Christian children with a German father were also considered German citizens but as the war began and then escalated the restrictions on this group rose. Already forbidden to have a relationship or marry a German, they were then unable to join the military and attend university among other restrictions. But by 1943 when my story begins, all bets were off and everything changed. The Final Solution to rid Germany and Europe of the Jews was underway and as the end of the war and Germany’s loss loomed closer, the more desperate the Nazis’ attempts to ensure no Jews were spared became. So although not in immediate threat of deportation to the eastern ghettos and concentration camps of Poland through 1943, their lives were tenuous and the threat to their very survival was a real and present danger.

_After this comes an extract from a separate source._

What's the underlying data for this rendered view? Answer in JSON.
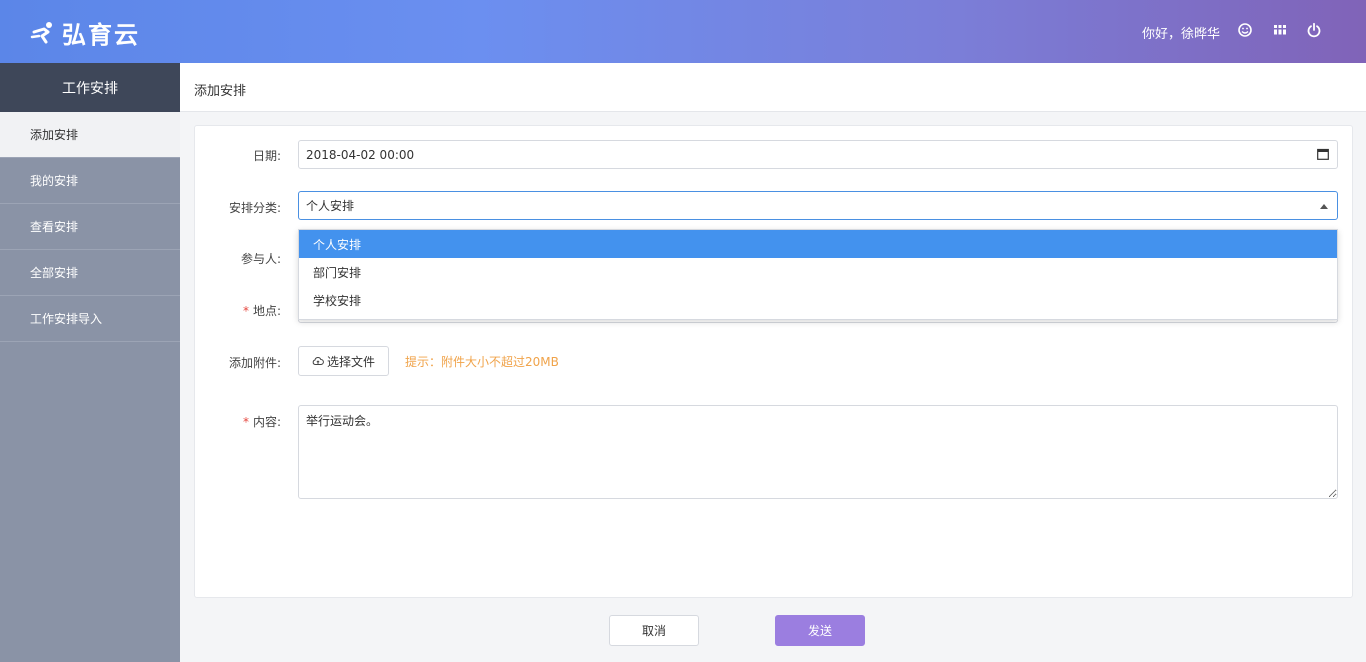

So many of the details in Letters from Berlin are true and were part of my family’s story. The particulars of this case that had been reported on and had reached the public domain were all I had to begin my story but these facts were explosive and heart wrenching enough to allow me to tell the story as it essentially happened. Research provided further layers to the story and helped build a picture of what family and legacy meant in the climate of the Third Reich and in 1943 with Germany’s first big loss in the war on the Eastern Front at Stalingrad and ‘The Final Solution’ well underway, what extent people were prepared to go to protect the ones they loved. Again I found, like in The Girl from Munich, a common theme running through the war years was of ordinary people doing extraordinary things in extraordinary times and I had to tell this story to honour this family’s memory.